An entrepreneurial spirit drove the industry's growth in the early 2000s, shaming Coca-Cola and PepsiCo, who for many years were happy to rest on the profitable laurels of their colas and flavoured carbonates. When carbonates stagnated on the back of a new health-conscious consumerism, PepsiCo edged ahead of Coca-Cola with the launch of the bottled water Aquafina and sports drink Gatorade. Coca-Cola subsequently played catch-up by acquiring niche brands and developing its own bottled water, Dasani, and sports drink Powerade.

While the launch of Dasani in the UK proved dire for Coca-Cola, the saga alerted the public to the differences between purified water from a municipal supply and natural mineral or spring water bottled at source.

The industry also scores good marks when it comes to climate change and green issues.
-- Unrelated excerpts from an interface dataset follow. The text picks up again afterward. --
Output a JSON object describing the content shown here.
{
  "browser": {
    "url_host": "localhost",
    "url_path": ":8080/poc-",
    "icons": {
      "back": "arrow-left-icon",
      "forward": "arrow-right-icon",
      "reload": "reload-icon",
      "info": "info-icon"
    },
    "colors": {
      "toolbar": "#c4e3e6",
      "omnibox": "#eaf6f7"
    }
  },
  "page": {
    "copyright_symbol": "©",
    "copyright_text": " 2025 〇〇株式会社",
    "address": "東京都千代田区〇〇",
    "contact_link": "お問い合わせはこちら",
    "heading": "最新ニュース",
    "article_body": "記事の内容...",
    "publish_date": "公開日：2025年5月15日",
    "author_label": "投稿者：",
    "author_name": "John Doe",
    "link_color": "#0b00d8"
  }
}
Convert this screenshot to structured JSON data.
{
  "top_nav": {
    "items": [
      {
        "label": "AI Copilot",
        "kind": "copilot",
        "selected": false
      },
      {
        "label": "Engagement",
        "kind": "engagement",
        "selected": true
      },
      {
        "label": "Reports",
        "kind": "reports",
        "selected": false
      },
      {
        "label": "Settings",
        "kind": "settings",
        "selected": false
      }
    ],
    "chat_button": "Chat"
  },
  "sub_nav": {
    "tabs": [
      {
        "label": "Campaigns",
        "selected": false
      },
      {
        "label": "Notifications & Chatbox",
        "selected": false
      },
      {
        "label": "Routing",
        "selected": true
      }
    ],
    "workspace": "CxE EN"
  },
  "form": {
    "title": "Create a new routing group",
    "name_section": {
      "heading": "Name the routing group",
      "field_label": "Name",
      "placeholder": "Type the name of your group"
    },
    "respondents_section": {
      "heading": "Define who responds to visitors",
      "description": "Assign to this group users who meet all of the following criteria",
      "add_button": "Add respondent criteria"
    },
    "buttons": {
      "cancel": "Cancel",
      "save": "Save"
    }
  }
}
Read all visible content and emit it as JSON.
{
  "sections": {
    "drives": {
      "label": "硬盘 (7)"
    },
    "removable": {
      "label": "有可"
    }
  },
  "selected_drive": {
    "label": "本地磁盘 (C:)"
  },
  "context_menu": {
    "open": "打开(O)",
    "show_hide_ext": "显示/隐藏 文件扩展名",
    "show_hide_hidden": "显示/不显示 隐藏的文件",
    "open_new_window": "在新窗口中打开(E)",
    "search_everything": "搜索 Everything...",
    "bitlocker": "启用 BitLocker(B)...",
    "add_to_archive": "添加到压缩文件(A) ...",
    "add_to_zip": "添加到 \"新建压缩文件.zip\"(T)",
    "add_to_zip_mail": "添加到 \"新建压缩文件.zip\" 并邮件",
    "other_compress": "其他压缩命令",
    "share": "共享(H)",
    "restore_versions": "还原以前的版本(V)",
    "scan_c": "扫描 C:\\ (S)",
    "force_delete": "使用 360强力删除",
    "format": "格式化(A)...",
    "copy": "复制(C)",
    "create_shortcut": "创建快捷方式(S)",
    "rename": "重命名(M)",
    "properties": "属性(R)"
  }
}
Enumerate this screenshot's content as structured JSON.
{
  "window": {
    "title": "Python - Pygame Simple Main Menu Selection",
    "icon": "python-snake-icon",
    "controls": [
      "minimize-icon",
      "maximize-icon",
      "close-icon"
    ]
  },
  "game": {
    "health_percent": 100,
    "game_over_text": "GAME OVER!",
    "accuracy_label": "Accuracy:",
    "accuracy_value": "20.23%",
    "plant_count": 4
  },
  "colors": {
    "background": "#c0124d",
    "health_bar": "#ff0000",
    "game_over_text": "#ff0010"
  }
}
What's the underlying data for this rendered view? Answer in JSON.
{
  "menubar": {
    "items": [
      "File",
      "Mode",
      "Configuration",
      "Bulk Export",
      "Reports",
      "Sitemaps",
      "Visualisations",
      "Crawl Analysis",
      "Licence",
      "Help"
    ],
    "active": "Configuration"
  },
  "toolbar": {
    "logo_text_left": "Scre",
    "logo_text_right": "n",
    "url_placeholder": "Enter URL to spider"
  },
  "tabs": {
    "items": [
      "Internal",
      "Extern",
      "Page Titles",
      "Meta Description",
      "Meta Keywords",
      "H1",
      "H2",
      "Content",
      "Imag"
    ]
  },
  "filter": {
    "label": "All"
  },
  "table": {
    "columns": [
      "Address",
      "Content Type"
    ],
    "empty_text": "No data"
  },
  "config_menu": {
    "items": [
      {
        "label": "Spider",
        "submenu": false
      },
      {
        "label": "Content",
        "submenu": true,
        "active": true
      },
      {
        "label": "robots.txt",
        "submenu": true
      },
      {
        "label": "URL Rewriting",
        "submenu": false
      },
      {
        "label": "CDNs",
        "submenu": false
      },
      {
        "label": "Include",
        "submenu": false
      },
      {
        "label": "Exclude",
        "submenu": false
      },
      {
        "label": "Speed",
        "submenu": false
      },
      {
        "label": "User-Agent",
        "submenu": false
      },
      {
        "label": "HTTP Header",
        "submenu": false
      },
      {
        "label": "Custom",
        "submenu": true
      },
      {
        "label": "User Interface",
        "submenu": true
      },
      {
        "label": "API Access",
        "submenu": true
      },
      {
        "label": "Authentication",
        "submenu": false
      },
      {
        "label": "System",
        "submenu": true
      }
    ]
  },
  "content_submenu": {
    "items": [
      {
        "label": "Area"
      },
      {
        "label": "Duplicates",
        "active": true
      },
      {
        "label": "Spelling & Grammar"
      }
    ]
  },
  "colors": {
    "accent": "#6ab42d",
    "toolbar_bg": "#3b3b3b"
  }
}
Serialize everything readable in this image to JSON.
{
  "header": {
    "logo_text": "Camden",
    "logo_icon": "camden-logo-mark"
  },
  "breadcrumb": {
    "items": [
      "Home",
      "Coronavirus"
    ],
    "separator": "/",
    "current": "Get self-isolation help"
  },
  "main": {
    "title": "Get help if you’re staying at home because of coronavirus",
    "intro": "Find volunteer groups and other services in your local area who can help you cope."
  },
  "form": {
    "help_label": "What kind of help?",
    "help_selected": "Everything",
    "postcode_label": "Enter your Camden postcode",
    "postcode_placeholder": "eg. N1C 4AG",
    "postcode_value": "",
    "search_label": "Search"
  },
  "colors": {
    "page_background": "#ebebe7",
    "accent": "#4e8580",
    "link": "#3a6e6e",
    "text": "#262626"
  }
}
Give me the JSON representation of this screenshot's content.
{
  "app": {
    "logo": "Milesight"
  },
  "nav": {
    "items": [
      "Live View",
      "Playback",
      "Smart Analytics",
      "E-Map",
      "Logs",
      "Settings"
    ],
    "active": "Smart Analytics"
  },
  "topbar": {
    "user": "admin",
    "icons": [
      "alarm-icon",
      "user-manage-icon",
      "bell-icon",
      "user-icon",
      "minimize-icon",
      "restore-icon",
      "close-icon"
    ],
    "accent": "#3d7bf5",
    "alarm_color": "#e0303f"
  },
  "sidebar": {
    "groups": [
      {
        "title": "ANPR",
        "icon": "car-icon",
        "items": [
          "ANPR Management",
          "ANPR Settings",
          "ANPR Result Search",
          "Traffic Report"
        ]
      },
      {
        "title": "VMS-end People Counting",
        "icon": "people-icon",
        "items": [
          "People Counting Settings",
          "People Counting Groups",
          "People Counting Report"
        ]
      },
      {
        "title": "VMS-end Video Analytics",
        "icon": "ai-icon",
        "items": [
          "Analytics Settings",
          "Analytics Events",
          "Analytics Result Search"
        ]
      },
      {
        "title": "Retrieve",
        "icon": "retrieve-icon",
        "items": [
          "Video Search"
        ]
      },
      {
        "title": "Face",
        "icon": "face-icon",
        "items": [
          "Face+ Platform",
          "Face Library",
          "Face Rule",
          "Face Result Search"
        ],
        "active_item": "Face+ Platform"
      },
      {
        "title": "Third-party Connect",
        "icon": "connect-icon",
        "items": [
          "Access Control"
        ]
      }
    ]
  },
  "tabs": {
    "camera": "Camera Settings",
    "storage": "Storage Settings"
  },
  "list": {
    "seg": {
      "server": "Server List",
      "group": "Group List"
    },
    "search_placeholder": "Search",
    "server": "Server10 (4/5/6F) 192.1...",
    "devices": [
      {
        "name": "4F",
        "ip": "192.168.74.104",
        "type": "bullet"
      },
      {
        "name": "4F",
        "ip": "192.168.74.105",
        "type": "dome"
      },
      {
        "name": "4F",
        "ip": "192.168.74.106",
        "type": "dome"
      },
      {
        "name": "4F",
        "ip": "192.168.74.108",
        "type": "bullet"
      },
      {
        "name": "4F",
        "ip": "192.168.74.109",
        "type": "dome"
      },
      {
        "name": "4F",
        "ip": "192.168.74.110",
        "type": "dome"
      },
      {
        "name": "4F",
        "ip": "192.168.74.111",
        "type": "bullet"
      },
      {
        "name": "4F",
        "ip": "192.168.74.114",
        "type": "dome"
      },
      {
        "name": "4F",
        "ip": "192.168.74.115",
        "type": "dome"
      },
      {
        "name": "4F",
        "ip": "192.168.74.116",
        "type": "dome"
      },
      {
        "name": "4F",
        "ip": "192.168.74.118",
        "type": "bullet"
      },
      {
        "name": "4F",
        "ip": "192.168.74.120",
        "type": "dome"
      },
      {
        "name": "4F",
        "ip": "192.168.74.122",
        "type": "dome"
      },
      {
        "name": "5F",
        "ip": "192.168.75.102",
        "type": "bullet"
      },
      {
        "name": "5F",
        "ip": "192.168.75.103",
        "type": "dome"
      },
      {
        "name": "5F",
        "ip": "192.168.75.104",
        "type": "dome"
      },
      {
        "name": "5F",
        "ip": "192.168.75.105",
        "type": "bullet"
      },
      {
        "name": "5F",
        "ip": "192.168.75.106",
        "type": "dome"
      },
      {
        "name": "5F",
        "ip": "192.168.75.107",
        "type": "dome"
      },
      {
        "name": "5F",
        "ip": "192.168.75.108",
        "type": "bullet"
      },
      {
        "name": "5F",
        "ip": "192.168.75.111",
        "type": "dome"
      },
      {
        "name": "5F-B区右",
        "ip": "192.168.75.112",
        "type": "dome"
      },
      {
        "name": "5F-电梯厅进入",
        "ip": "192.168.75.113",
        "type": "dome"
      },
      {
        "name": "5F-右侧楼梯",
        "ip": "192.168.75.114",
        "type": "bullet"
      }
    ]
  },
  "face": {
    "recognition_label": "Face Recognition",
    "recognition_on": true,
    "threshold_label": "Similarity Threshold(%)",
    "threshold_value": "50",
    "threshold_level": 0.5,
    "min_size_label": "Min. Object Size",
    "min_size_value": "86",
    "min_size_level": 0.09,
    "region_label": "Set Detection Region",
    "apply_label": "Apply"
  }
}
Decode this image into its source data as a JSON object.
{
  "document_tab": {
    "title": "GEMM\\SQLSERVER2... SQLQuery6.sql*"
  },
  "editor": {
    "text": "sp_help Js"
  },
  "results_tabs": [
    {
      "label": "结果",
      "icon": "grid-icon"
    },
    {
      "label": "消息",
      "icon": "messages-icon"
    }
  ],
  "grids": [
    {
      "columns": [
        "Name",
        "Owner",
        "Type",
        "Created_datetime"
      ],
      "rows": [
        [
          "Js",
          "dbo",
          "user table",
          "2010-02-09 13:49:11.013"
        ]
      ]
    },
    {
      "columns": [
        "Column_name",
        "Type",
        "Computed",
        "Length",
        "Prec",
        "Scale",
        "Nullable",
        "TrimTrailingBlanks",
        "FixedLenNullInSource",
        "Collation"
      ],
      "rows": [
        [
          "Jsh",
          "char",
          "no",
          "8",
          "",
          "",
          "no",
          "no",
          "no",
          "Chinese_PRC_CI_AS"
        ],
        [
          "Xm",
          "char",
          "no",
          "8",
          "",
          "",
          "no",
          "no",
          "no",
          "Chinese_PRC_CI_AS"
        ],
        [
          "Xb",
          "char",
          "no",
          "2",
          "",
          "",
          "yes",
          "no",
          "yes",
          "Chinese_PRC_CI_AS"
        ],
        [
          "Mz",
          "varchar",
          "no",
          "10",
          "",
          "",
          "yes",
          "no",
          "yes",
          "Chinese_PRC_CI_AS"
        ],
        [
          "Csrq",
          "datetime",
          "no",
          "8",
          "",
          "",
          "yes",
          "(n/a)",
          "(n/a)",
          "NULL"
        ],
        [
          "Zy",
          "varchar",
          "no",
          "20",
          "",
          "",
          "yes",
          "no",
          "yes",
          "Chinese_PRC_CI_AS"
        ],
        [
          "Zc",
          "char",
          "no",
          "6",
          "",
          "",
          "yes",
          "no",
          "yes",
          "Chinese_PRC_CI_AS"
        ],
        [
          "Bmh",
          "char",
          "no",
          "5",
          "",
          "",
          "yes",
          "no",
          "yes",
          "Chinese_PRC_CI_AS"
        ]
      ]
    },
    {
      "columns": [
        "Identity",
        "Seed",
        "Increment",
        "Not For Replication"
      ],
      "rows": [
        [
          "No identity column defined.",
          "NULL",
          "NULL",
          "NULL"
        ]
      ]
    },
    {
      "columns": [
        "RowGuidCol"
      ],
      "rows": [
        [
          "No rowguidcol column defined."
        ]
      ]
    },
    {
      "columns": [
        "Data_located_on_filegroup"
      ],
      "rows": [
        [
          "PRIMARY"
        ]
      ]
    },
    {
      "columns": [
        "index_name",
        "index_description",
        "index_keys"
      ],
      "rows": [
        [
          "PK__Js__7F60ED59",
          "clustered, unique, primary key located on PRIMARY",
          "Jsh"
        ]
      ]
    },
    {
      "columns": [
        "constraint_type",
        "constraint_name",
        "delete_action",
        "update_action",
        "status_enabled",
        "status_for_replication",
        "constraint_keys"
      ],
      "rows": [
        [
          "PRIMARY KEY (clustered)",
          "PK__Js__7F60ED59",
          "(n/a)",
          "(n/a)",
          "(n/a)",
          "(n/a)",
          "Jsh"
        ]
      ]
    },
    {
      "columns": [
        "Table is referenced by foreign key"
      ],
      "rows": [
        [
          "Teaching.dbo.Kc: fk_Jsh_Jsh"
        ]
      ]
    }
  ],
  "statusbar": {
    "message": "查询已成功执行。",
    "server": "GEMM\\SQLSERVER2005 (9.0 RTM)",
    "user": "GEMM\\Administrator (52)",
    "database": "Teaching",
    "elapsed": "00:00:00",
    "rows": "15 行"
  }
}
Innocent, for one, has been a pioneer on sustainability. All major players have developed long-term goals to reduce their carbon footprints. Coca-Cola and PepsiCo have extended their cola wars with a green flavour, each company looking to outdo the other on environmental initiatives as they jumped on the green bandwagon.

It is regrettable that Coca-Cola and PepsiCo, with the might, muscle and machinery attached to being the world's leading brands, missed a huge opportunity to advance and promote the use of ethical materials and sustainable packaging. When Innocent was introducing its 'sustainability squad' in 2006, Coca-Cola and Pepsi were embroiled in pesticide scares in India.

It is rather ironic, then, that Innocent should now be part-owned by Coca-Cola. One memorable quote from Innocent founder Richard Reed, when I asked in May 2006 whether he and his partners would ever sell their smoothie company was "We're not really on that path. We care passionately about what we do and there's a long, long way to go on building our business on ethical lines. We have absolutely no plans to sell," adding "I am not anti-big business, just anti-bad business."


Driven by an entrepreneurial spirit the industry is ever evolving, despite the challenges thrown up by the global recession. Although purse strings are being tightened with consumers buying more own label and cheaper variants - such as forsaking 100% pure juices for juice drinks - interesting new beverages are still being launched. Soft drinks remain the leading category in grocery in many markets in the west, with substantial new opportunities emerging in developing markets such as China, India, South America and Africa.

In the on-trade, however, non-alcoholic drinks are still not being given their due: still hidden behind counters, not being displayed or promoted, with choice limited to the usual suspects of J20, cola and fruit carbonates. The sad demise of Pepsi Raw serves as testament to how the on-trade has not moved with the times.

It's been a hugely exciting industry to cover, but there are a few things that will not be missed: scaremongering headlines from the national press with biased reporting; messianic marketing executives who take hyperbole to a new level (I recall the trade press launch of diet Coke with lemon as being particularly memorable); press releases full of PR puff, and the excessive use of terms like 'unique', 'innovation', 'iconic' and 'gatekeepers' for parents or guardians.

Now, that is ugly.